Required action =>
Sort through the entries below and pull out lines containing the word "project".

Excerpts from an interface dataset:
▬▬▬▬▬▬▬▬▬▬
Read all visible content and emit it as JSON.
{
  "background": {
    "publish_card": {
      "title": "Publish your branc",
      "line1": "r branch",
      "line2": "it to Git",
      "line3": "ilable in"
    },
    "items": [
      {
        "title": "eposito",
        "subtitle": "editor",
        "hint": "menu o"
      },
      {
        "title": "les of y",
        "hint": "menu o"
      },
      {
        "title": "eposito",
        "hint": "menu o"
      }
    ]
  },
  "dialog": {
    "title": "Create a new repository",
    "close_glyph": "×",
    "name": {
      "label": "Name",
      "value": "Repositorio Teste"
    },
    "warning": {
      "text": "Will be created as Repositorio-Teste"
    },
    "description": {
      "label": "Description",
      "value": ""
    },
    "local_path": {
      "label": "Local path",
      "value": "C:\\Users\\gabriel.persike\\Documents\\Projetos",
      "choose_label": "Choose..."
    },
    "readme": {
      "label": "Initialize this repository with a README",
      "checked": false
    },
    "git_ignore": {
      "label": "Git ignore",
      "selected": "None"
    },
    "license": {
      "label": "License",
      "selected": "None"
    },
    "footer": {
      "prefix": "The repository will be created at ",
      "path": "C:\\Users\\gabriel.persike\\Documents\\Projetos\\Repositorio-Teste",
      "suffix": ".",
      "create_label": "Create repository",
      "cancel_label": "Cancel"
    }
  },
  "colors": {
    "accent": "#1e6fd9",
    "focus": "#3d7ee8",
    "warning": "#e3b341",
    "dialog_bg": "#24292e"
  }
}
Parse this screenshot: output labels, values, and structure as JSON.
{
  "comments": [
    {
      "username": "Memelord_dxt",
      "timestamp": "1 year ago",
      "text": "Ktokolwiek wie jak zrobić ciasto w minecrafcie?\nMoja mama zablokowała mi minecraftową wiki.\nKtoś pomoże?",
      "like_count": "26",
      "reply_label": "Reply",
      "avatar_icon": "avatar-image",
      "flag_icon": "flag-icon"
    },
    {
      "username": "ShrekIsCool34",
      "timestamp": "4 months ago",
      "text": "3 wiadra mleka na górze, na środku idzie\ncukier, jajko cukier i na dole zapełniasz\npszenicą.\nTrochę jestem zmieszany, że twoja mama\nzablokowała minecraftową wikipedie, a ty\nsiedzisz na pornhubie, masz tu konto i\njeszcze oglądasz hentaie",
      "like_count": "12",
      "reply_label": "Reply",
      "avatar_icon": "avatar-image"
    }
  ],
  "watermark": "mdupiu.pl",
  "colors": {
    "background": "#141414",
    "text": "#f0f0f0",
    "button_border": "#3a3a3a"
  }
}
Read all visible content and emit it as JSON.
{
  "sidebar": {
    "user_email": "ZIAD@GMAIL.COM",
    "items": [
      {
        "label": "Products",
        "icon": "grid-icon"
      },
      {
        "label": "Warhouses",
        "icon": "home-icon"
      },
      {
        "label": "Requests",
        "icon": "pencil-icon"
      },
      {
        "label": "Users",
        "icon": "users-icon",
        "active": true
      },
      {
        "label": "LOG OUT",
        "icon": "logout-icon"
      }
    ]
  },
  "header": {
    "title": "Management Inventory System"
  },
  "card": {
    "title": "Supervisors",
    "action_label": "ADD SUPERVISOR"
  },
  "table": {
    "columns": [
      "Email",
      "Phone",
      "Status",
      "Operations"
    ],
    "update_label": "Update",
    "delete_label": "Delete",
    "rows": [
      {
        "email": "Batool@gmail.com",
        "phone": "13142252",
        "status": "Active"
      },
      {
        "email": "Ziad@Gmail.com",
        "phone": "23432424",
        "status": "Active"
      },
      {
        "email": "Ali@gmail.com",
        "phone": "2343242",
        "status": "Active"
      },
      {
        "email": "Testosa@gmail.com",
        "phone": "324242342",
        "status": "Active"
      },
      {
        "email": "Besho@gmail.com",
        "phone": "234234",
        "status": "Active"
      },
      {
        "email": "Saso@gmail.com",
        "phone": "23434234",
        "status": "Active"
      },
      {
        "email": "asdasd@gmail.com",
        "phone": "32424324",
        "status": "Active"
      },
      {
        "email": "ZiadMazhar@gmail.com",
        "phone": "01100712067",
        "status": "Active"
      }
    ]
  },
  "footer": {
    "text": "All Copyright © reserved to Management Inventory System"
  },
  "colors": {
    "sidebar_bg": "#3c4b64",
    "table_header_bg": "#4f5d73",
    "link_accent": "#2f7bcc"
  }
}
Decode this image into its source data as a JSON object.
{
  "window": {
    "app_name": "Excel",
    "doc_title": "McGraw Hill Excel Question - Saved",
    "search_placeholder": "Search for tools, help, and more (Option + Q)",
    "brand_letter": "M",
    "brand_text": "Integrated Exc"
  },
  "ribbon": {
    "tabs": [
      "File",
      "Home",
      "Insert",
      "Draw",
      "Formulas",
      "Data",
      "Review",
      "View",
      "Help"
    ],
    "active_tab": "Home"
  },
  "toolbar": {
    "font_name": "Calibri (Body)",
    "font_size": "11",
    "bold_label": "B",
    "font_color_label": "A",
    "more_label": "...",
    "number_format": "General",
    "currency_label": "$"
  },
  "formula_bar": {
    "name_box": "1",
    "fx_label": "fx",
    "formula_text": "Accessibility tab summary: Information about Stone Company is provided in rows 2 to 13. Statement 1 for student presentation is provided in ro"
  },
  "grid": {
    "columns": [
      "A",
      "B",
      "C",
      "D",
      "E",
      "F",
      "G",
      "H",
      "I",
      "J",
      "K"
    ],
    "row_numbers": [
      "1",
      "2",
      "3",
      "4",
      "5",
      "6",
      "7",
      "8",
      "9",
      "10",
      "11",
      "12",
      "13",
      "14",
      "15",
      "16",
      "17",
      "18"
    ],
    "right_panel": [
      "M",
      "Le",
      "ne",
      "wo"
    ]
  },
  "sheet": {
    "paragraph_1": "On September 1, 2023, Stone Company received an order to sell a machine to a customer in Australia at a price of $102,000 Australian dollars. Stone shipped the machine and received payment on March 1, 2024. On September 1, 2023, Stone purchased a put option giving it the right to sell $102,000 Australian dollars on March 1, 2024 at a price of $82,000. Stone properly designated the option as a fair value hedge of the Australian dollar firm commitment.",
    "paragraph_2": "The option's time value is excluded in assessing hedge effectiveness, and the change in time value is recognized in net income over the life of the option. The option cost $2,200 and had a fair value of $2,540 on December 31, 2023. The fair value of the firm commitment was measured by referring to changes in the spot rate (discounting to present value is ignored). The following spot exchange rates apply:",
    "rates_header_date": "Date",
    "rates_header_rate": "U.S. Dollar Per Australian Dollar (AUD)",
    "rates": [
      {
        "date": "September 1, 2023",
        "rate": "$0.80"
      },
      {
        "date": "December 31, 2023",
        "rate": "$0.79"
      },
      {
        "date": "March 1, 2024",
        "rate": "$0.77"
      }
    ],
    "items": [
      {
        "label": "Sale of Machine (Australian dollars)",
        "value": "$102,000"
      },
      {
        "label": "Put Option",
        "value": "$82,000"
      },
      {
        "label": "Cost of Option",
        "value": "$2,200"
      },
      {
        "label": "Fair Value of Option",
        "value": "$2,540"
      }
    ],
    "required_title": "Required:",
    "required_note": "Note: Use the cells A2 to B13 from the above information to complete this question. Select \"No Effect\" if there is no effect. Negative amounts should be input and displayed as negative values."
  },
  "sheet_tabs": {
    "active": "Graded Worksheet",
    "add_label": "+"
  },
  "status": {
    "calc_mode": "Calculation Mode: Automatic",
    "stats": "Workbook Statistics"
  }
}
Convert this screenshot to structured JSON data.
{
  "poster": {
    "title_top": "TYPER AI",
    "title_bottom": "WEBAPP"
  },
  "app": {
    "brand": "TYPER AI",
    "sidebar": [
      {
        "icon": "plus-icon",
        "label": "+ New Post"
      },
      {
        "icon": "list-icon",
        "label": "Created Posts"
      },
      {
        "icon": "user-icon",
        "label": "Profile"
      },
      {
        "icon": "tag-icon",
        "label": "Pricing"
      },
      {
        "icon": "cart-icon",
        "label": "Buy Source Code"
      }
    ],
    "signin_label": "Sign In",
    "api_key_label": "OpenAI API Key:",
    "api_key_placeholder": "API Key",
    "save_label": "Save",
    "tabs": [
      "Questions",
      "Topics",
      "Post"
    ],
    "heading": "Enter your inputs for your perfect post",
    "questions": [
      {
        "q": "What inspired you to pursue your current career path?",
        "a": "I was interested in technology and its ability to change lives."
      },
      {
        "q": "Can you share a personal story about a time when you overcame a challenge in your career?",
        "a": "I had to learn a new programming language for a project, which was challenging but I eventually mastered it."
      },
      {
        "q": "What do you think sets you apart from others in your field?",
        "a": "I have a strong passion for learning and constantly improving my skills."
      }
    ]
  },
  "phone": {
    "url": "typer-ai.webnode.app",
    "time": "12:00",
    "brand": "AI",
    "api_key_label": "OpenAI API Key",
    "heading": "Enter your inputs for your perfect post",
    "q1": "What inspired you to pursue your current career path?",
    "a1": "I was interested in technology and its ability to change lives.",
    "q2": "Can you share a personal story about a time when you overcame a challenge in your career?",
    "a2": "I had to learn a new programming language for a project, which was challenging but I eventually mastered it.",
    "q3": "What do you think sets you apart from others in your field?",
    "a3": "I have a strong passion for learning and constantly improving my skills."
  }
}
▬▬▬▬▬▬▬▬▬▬
Solved problem =>
        "a": "I had to learn a new programming language for a project, which was challenging but I eventually mastered it."
    "a2": "I had to learn a new programming language for a project, which was challenging but I eventually mastered it.",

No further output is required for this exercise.